I think Vallée is perhaps the most Québécois of directors. It’s just that with C.R.A.Z.Y. he said everything that he needed to on the subject so that afterward he had to move onwards to new territories. In C.R.A.Z.Y. there’s a very sophisticated use of Québécois French and later in Café he looks at young adult life there that’s too rarely shown in films. Other examples include: Vallée discussing Francis Mankiewicz’s Les Bons Débarras, or talking to Montreal film students about the joys of film school, or when he appears on Québécois media interviews where he expresses his deep love for the culture, or when he brings his own crew to work on his films abroad. He's infiltrating his Québécois sensibility worldwide, which, I think, makes it more influential.
If the ending of C.R.A.Z.Y. seems a little too saccharine today, as Zach and Gervais reunite in old age to get French fries, it’s just because Vallée's recent films are a lot more mature and aren’t afraid to acknowledge the darkness (while still being humanistic). There is a bleakness and fatalism to Café and Dallas (Antoine dies in a plane explosion and Ron dies too). These traits actually makes the endings of Café de flore more similar to another film by another Québécois director, Denis Côté, and his Vic and Flow saw a Bear.
Just like the title of Jean-Sébastien Chauvin’s new film Les Enfants indicates: youth is a major subjects of our times. The young have to carry the weight of history on their shoulders and these are dangerous times: just look at the news to see how world is being ravished by ethnic differences, national pride, unnecessary wars, diseases, the negative effects of capitalism, and environmental problems. We're fucked. But we still have to fight.
For his new film Wild if any film comparison would be deemed appropriate (even before seeing the film) it would be with Sarah Polley and her beautiful film Stories We Tell, which is about a young daughter trying to grasp the enigma of her mother that passed away prematurely of cancer (which is also the driving force behind her entire filmography from Away from Her to Take This Waltz). The experience of bereavement led both women to change their lives and this led them to create artistic works of catharsis (directing and writing, respectively), which propose that there is still meaning to be had.
Excluding The Young Victoria (whose restriction paralleled Vallée's within the restraints of a super-production period film), Wild with its strong female character, a first for late-career Vallée, based on Strayed's incredible story, has the potential to be Vallée’s most feminist film.
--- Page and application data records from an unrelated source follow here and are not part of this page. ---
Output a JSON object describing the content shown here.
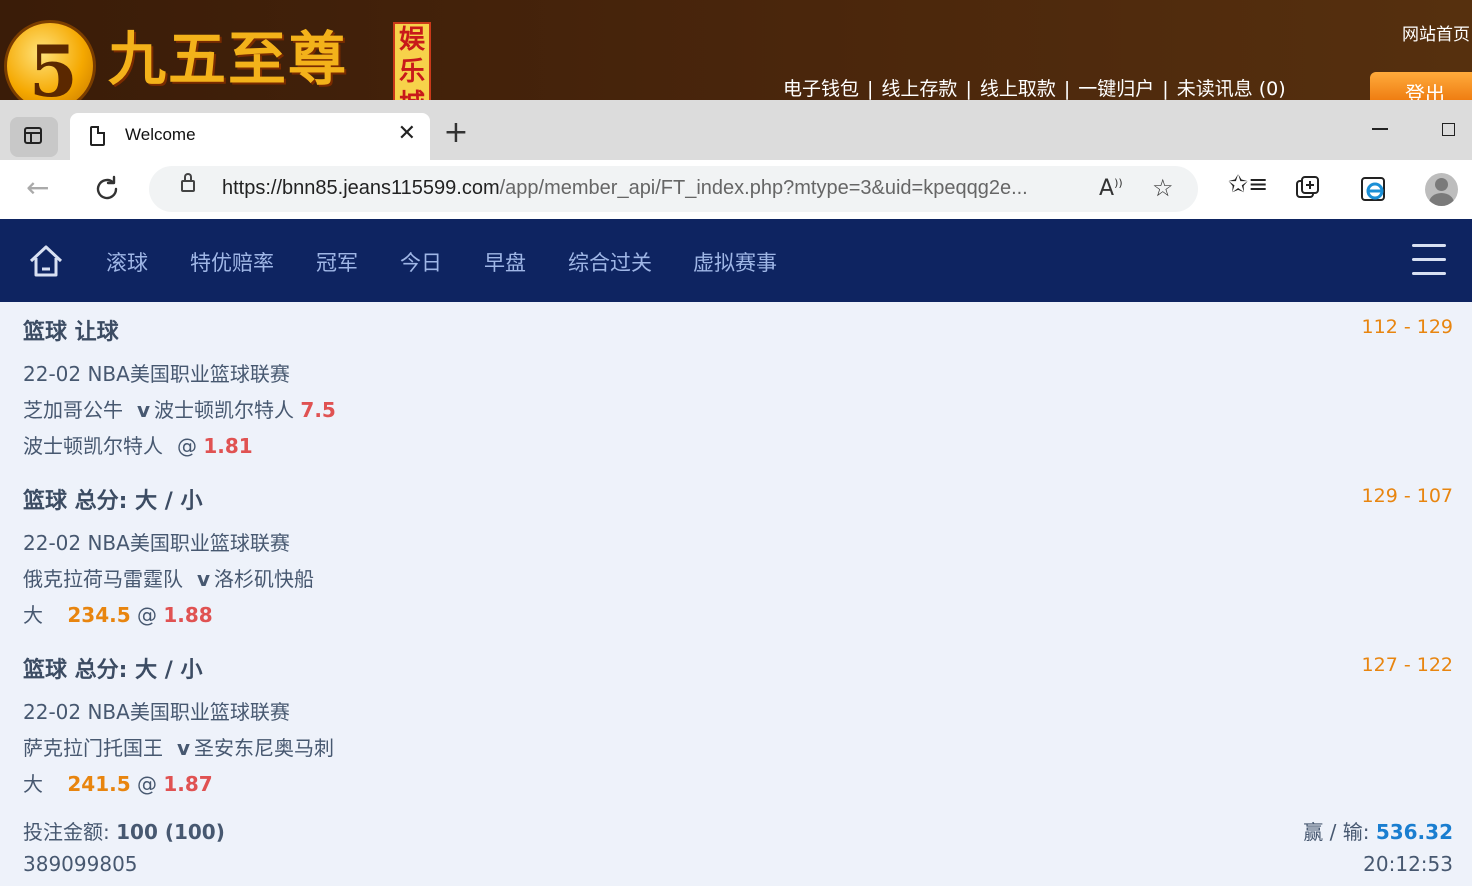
{
  "site_banner": {
    "logo_number": "5",
    "logo_text": "九五至尊",
    "logo_badge": "娱乐城",
    "home_link": "网站首页",
    "member_links": [
      "电子钱包",
      "线上存款",
      "线上取款",
      "一键归户",
      "未读讯息 (0)"
    ],
    "logout": "登出"
  },
  "browser": {
    "tab_title": "Welcome",
    "url_host": "https://bnn85.jeans115599.com",
    "url_path": "/app/member_api/FT_index.php?mtype=3&uid=kpeqqg2e..."
  },
  "nav": {
    "items": [
      "滚球",
      "特优赔率",
      "冠军",
      "今日",
      "早盘",
      "综合过关",
      "虚拟赛事"
    ]
  },
  "bets": [
    {
      "title": "篮球 让球",
      "score": "112 - 129",
      "league": "22-02 NBA美国职业篮球联赛",
      "home": "芝加哥公牛",
      "vs": "v",
      "away": "波士顿凯尔特人",
      "handicap": "7.5",
      "pick": "波士顿凯尔特人",
      "pick_line": "",
      "at": "@",
      "odds": "1.81"
    },
    {
      "title": "篮球 总分: 大 / 小",
      "score": "129 - 107",
      "league": "22-02 NBA美国职业篮球联赛",
      "home": "俄克拉荷马雷霆队",
      "vs": "v",
      "away": "洛杉矶快船",
      "handicap": "",
      "pick": "大",
      "pick_line": "234.5",
      "at": "@",
      "odds": "1.88"
    },
    {
      "title": "篮球 总分: 大 / 小",
      "score": "127 - 122",
      "league": "22-02 NBA美国职业篮球联赛",
      "home": "萨克拉门托国王",
      "vs": "v",
      "away": "圣安东尼奥马刺",
      "handicap": "",
      "pick": "大",
      "pick_line": "241.5",
      "at": "@",
      "odds": "1.87"
    }
  ],
  "summary": {
    "stake_label": "投注金额:",
    "stake_value": "100 (100)",
    "result_label": "赢 / 输:",
    "result_value": "536.32",
    "ticket_id": "389099805",
    "time": "20:12:53"
  },
  "colors": {
    "nav_bg": "#0e2461",
    "score": "#e8850f",
    "odds": "#e05252",
    "win": "#1a7ed0"
  }
}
* For another fascinating look at C.R.A.Z.Y. see Gabriel Laverdière’s mémoire, Poétiques Identitaires (Université Laval, 2010).